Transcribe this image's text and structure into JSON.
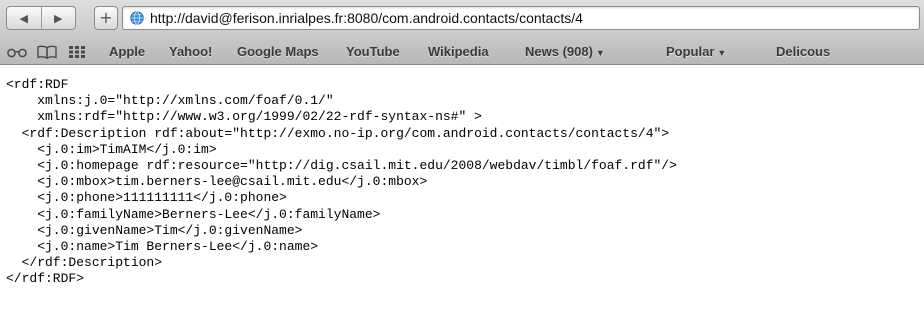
{
  "toolbar": {
    "back_label": "◀",
    "forward_label": "▶",
    "add_label": "+",
    "url": "http://david@ferison.inrialpes.fr:8080/com.android.contacts/contacts/4"
  },
  "bookmarks": {
    "items": [
      {
        "label": "Apple",
        "has_menu": false
      },
      {
        "label": "Yahoo!",
        "has_menu": false
      },
      {
        "label": "Google Maps",
        "has_menu": false
      },
      {
        "label": "YouTube",
        "has_menu": false
      },
      {
        "label": "Wikipedia",
        "has_menu": false
      },
      {
        "label": "News (908)",
        "has_menu": true
      },
      {
        "label": "Popular",
        "has_menu": true
      },
      {
        "label": "Delicous",
        "has_menu": false
      }
    ],
    "menu_chevron": "▼"
  },
  "document": {
    "lines": [
      "<rdf:RDF",
      "    xmlns:j.0=\"http://xmlns.com/foaf/0.1/\"",
      "    xmlns:rdf=\"http://www.w3.org/1999/02/22-rdf-syntax-ns#\" >",
      "  <rdf:Description rdf:about=\"http://exmo.no-ip.org/com.android.contacts/contacts/4\">",
      "    <j.0:im>TimAIM</j.0:im>",
      "    <j.0:homepage rdf:resource=\"http://dig.csail.mit.edu/2008/webdav/timbl/foaf.rdf\"/>",
      "    <j.0:mbox>tim.berners-lee@csail.mit.edu</j.0:mbox>",
      "    <j.0:phone>111111111</j.0:phone>",
      "    <j.0:familyName>Berners-Lee</j.0:familyName>",
      "    <j.0:givenName>Tim</j.0:givenName>",
      "    <j.0:name>Tim Berners-Lee</j.0:name>",
      "  </rdf:Description>",
      "</rdf:RDF>"
    ]
  },
  "colors": {
    "toolbar_top": "#dedede",
    "toolbar_bottom": "#c8c8c8",
    "bookmark_text": "#3a3a3a",
    "globe_blue": "#2f7fd6"
  }
}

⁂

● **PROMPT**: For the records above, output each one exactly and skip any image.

● **RESPONSE TO THE EXERCISE**:
Transcribe this image's text and structure into JSON.
{
  "toolbar": {
    "back_label": "◀",
    "forward_label": "▶",
    "add_label": "+",
    "url": "http://david@ferison.inrialpes.fr:8080/com.android.contacts/contacts/4"
  },
  "bookmarks": {
    "items": [
      {
        "label": "Apple",
        "has_menu": false
      },
      {
        "label": "Yahoo!",
        "has_menu": false
      },
      {
        "label": "Google Maps",
        "has_menu": false
      },
      {
        "label": "YouTube",
        "has_menu": false
      },
      {
        "label": "Wikipedia",
        "has_menu": false
      },
      {
        "label": "News (908)",
        "has_menu": true
      },
      {
        "label": "Popular",
        "has_menu": true
      },
      {
        "label": "Delicous",
        "has_menu": false
      }
    ],
    "menu_chevron": "▼"
  },
  "document": {
    "lines": [
      "<rdf:RDF",
      "    xmlns:j.0=\"http://xmlns.com/foaf/0.1/\"",
      "    xmlns:rdf=\"http://www.w3.org/1999/02/22-rdf-syntax-ns#\" >",
      "  <rdf:Description rdf:about=\"http://exmo.no-ip.org/com.android.contacts/contacts/4\">",
      "    <j.0:im>TimAIM</j.0:im>",
      "    <j.0:homepage rdf:resource=\"http://dig.csail.mit.edu/2008/webdav/timbl/foaf.rdf\"/>",
      "    <j.0:mbox>tim.berners-lee@csail.mit.edu</j.0:mbox>",
      "    <j.0:phone>111111111</j.0:phone>",
      "    <j.0:familyName>Berners-Lee</j.0:familyName>",
      "    <j.0:givenName>Tim</j.0:givenName>",
      "    <j.0:name>Tim Berners-Lee</j.0:name>",
      "  </rdf:Description>",
      "</rdf:RDF>"
    ]
  },
  "colors": {
    "toolbar_top": "#dedede",
    "toolbar_bottom": "#c8c8c8",
    "bookmark_text": "#3a3a3a",
    "globe_blue": "#2f7fd6"
  }
}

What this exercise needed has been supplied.